# Task directions:
The entries follow. Copy every line in which "Челябинска" appears.

# Provided records:
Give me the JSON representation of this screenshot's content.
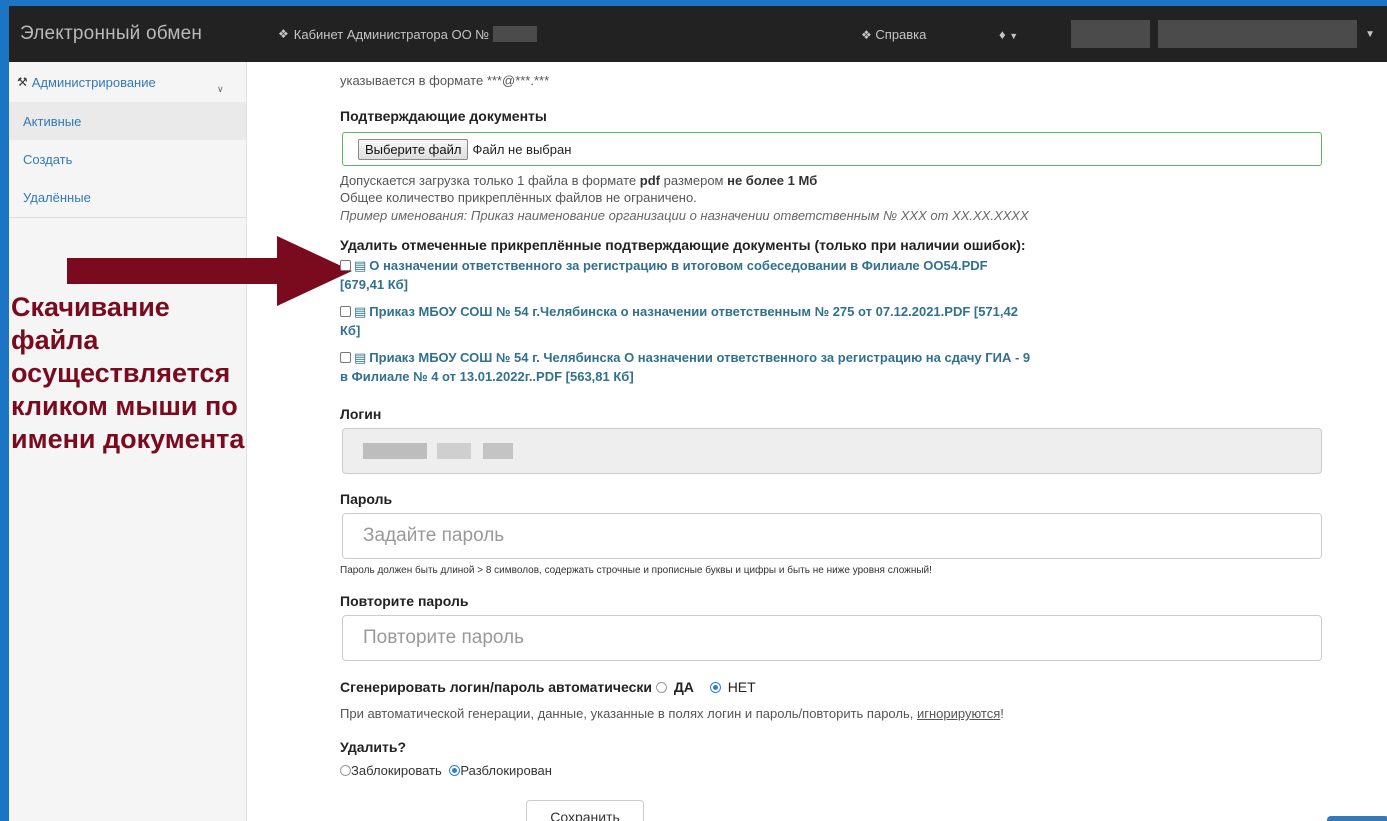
{
  "navbar": {
    "brand": "Электронный обмен",
    "cabinet_label": "Кабинет Администратора ОО №",
    "help_label": "Справка"
  },
  "sidebar": {
    "header": "Администрирование",
    "items": [
      {
        "label": "Активные",
        "active": true
      },
      {
        "label": "Создать",
        "active": false
      },
      {
        "label": "Удалённые",
        "active": false
      }
    ]
  },
  "annotation": {
    "lines": [
      "Скачивание",
      "файла",
      "осуществляется",
      "кликом мыши по",
      "имени документа"
    ],
    "color": "#7a0a1e"
  },
  "form": {
    "email_hint": "указывается в формате ***@***.***",
    "docs_label": "Подтверждающие документы",
    "file_button": "Выберите файл",
    "file_status": "Файл не выбран",
    "upload_hint_1_pre": "Допускается загрузка только 1 файла в формате",
    "upload_hint_1_pdf": "pdf",
    "upload_hint_1_mid": "размером",
    "upload_hint_1_limit": "не более 1 Мб",
    "upload_hint_2": "Общее количество прикреплённых файлов не ограничено.",
    "upload_hint_3": "Пример именования: Приказ наименование организации о назначении ответственным № XXX от XX.XX.XXXX",
    "delete_docs_label": "Удалить отмеченные прикреплённые подтверждающие документы (только при наличии ошибок):",
    "documents": [
      {
        "line1": "О назначении ответственного за регистрацию в итоговом собеседовании в Филиале ОО54.PDF",
        "line2": "[679,41 Кб]"
      },
      {
        "line1": "Приказ МБОУ СОШ № 54 г.Челябинска о назначении ответственным № 275 от 07.12.2021.PDF [571,42",
        "line2": "Кб]"
      },
      {
        "line1": "Приакз МБОУ СОШ № 54 г. Челябинска О назначении ответственного за регистрацию на сдачу ГИА - 9",
        "line2": "в Филиале № 4 от 13.01.2022г..PDF [563,81 Кб]"
      }
    ],
    "login_label": "Логин",
    "password_label": "Пароль",
    "password_placeholder": "Задайте пароль",
    "password_rule": "Пароль должен быть длиной > 8 символов, содержать строчные и прописные буквы и цифры и быть не ниже уровня сложный!",
    "repeat_label": "Повторите пароль",
    "repeat_placeholder": "Повторите пароль",
    "autogen_label": "Сгенерировать логин/пароль автоматически",
    "autogen_yes": "ДА",
    "autogen_no": "НЕТ",
    "autogen_selected": "НЕТ",
    "autogen_note_pre": "При автоматической генерации, данные, указанные в полях логин и пароль/повторить пароль,",
    "autogen_note_link": "игнорируются",
    "autogen_note_post": "!",
    "delete_label": "Удалить?",
    "lock_option": "Заблокировать",
    "unlock_option": "Разблокирован",
    "lock_selected": "Разблокирован",
    "save_button": "Сохранить"
  },
  "colors": {
    "navbar_bg": "#222222",
    "link": "#31708f",
    "accent": "#337ab7",
    "success_border": "#5cb85c",
    "frame": "#1c74c4"
  }
}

# Problem solution:
        "line1": "Приказ МБОУ СОШ № 54 г.Челябинска о назначении ответственным № 275 от 07.12.2021.PDF [571,42",
        "line1": "Приакз МБОУ СОШ № 54 г. Челябинска О назначении ответственного за регистрацию на сдачу ГИА - 9",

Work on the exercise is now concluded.